------ Extracted material ------
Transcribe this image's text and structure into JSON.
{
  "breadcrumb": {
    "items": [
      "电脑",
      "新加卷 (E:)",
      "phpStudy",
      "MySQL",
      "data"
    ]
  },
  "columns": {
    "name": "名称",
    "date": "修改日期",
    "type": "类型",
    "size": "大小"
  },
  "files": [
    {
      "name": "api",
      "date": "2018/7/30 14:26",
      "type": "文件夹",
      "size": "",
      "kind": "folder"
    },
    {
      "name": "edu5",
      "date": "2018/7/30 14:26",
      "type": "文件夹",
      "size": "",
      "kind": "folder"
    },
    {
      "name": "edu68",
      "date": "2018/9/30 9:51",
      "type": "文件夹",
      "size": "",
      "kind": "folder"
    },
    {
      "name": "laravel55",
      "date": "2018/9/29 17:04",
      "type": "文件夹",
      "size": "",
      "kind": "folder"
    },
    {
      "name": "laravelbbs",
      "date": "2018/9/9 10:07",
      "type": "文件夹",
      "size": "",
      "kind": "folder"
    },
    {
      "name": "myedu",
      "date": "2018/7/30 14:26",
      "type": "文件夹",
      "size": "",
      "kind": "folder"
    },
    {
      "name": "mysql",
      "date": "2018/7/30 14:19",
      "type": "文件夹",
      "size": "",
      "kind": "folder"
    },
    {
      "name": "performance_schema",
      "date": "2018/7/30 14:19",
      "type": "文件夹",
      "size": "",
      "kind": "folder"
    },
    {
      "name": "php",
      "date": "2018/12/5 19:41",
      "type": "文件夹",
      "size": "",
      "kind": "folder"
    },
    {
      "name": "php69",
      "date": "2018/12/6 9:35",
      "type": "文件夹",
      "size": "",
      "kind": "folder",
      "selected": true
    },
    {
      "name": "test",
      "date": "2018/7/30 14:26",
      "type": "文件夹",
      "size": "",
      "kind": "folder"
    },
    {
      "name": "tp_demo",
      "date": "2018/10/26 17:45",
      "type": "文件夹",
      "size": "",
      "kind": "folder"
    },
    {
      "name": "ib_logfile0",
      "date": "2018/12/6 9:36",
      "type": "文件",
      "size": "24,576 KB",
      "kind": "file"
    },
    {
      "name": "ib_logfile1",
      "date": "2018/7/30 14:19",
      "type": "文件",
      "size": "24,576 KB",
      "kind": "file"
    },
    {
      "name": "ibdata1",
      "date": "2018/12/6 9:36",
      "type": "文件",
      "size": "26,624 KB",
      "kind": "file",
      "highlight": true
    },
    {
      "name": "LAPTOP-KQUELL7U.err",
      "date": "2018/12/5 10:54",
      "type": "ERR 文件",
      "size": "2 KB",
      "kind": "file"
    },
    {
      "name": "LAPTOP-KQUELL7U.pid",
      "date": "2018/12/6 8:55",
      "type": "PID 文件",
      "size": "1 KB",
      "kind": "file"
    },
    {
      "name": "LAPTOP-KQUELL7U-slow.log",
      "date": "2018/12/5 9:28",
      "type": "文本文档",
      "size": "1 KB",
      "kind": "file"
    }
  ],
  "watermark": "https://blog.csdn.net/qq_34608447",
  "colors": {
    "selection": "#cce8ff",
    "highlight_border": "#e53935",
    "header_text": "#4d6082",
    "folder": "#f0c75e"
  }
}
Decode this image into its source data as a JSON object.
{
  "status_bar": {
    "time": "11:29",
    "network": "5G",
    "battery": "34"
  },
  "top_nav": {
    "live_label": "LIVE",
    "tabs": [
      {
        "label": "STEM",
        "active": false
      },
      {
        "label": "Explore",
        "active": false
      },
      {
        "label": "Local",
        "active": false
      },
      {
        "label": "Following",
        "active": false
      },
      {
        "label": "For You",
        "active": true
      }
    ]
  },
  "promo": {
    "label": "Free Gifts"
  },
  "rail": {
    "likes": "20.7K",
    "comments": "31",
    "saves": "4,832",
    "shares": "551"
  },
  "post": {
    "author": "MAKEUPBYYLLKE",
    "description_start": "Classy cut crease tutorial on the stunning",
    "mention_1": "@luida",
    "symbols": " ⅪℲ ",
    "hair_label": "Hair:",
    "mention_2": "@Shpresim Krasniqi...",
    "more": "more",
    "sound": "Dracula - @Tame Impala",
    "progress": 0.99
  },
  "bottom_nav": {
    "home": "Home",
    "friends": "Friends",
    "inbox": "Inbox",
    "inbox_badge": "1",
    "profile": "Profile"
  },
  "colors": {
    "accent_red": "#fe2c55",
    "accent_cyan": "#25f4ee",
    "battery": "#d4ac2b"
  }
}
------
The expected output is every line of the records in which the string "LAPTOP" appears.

      "name": "LAPTOP-KQUELL7U.err",
      "name": "LAPTOP-KQUELL7U.pid",
      "name": "LAPTOP-KQUELL7U-slow.log",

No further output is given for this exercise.